This summer I'm going through the process of selling my furniture. "Oh, selling furniture," you say, "How nice." No indeed. I have this semester in Ireland coming up, and I'm not sure where I'll be going after that. Even if I do come back to Montreal, it will hopefully only be for a semester or two just to finish writing my thesis, in which case it will be easier on the whole to just sublet an already furnished place. Then I have to leave Montreal. It's for a variety of reasons really, but one of the big ones is that I came here in a transition phase, and even though I stayed longer than I had originally planned, and I've integrated into the community and learned how everything works, it's just not home. And after six years of undergrad, working full-time, grad school, and various sports, parishes and religious groups, if it's not home by now, it never will be. I need to find a place I can call home so I can settle down. Being in transition is fun and exciting, but on the long term, it is also exhausting.
But back to the furniture. Originally the plan was to rent a truck and drive one-way to my parents' place in PEI with some of the things that I wanted to keep. But thanks to the baseline price of $2,000 at UHaul for the smallest truck, that plan is out the window. Now the plan is that Mom will drive out in our Scion, which is about the size of a small SUV, and whatever can fit in one trip gets to stay. All the rest has to go.
Now, I'm a person who doesn't like change. I understand that it's necessary, but to me it's necessary like going to the dentist is necessary. I'll do it, but only when I must. Like I said, I've been in this city for six years, and in the same apartment for the last three. I've worked hard to get nice things and make the place more home-like. Now I have to tear it all up and make it go away. I have to let go of it. So far, the hardest part was getting rid of my couch. I love that couch like I have never loved a piece of furniture before. I fit into perfectly for naps, it was great for watching movies, it was pretty, and I scored it for a super-low price. Today, someone is coming to look at my desk. This will be the next hardest. We pulled this desk off the curb when I was in second grade. It was dark green, and we painted it white, and then it was in my room for a long time. In eighth grade I went through a furniture painting phase, and painted it dark purple with huge light purple polka dots. My mom and sister did macramé on the drawers with tissue paper and wrapping paper of various patterns. It fits all my stuff perfectly and it's been through my whole life. I love this desk. But it has to go.
On the whole, this will be a good thing.

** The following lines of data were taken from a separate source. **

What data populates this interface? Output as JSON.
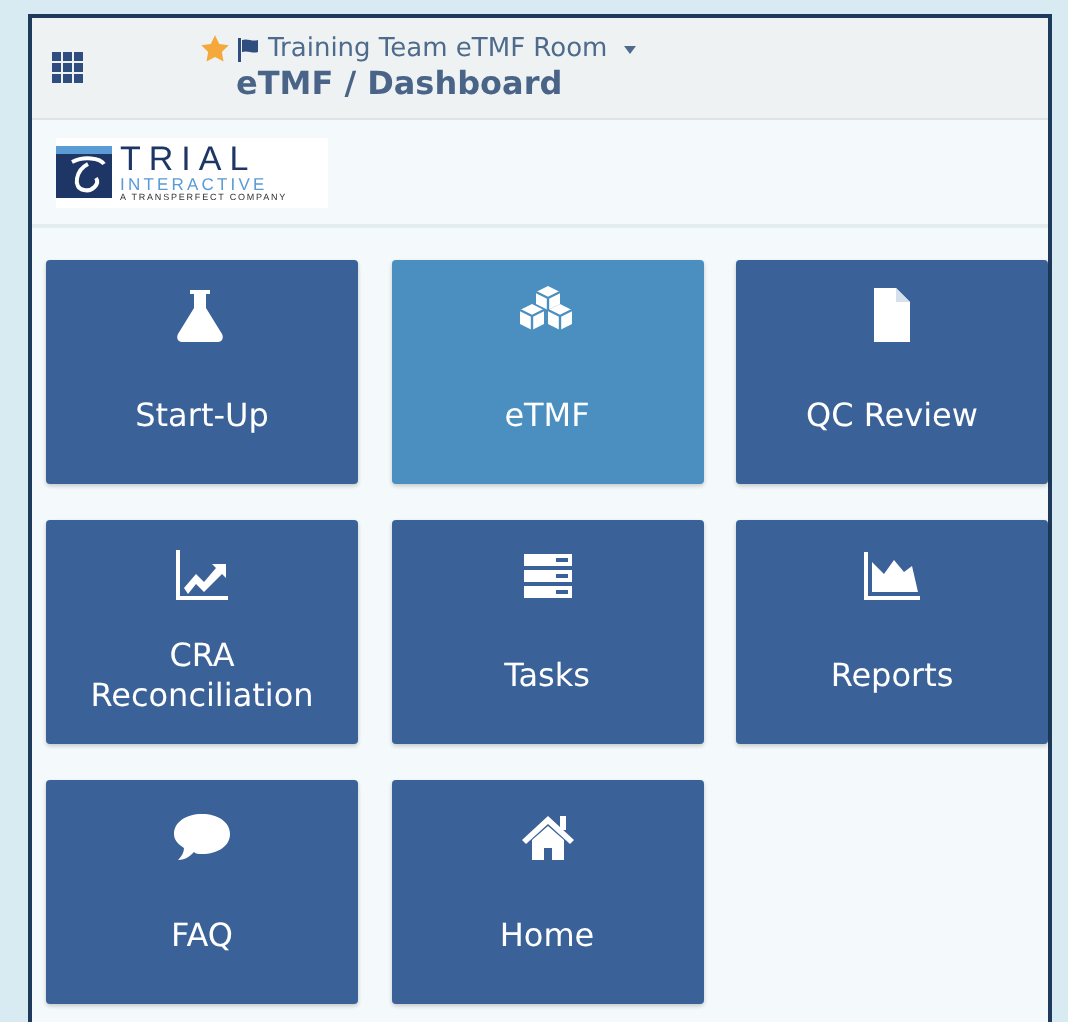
{
  "header": {
    "favorite": true,
    "room": "Training Team eTMF Room",
    "breadcrumb": "eTMF / Dashboard"
  },
  "logo": {
    "name": "TRIAL",
    "subtitle": "INTERACTIVE",
    "tagline": "A TRANSPERFECT COMPANY"
  },
  "tiles": [
    {
      "label": "Start-Up",
      "kind": "flask",
      "selected": false
    },
    {
      "label": "eTMF",
      "kind": "cubes",
      "selected": true
    },
    {
      "label": "QC Review",
      "kind": "document",
      "selected": false
    },
    {
      "label": "CRA Reconciliation",
      "kind": "trend",
      "selected": false
    },
    {
      "label": "Tasks",
      "kind": "tasks",
      "selected": false
    },
    {
      "label": "Reports",
      "kind": "area",
      "selected": false
    },
    {
      "label": "FAQ",
      "kind": "comment",
      "selected": false
    },
    {
      "label": "Home",
      "kind": "home",
      "selected": false
    }
  ]
}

With nothing tying me down, such as an apartment that I love waiting for me or a bunch of stuff in storage, I will be much more able and inclined to leave Montreal for good. Because even though I'm not very happy here, since I don't like change, I've so far found it easier and less scary to stay.
But this is my big break. Will I move to Des Moines after my degree? Maybe Chicago (though I think I need to get out of the city for a while)? Live near my family in Charlottetown? Go teach in Toronto? Okay, probably not Toronto. Maybe I'll miss Dublin so much that I'll go back. Or head to the West Coast, even. Who knows.
So even though it's sad to see my beloved things go, I know it's for the better. I feel lighter already, less burdened, more free and flexible. I'm going to Des Moines for a vacation next week, and when I get back it'll be time to really get down to the nitty-gritty of what's going to stay vs. what has to go, and when and how and to whom. In the heat of summer, no less. Ugh. But once it's done, it's done, then I head to the beach in PEI for a couple of weeks with the family, then I fly from Halifax to Dublin in early September. And I will have nothing in Montreal to hold me down or worry about or consider. I'll be gone. And it will be wonderful.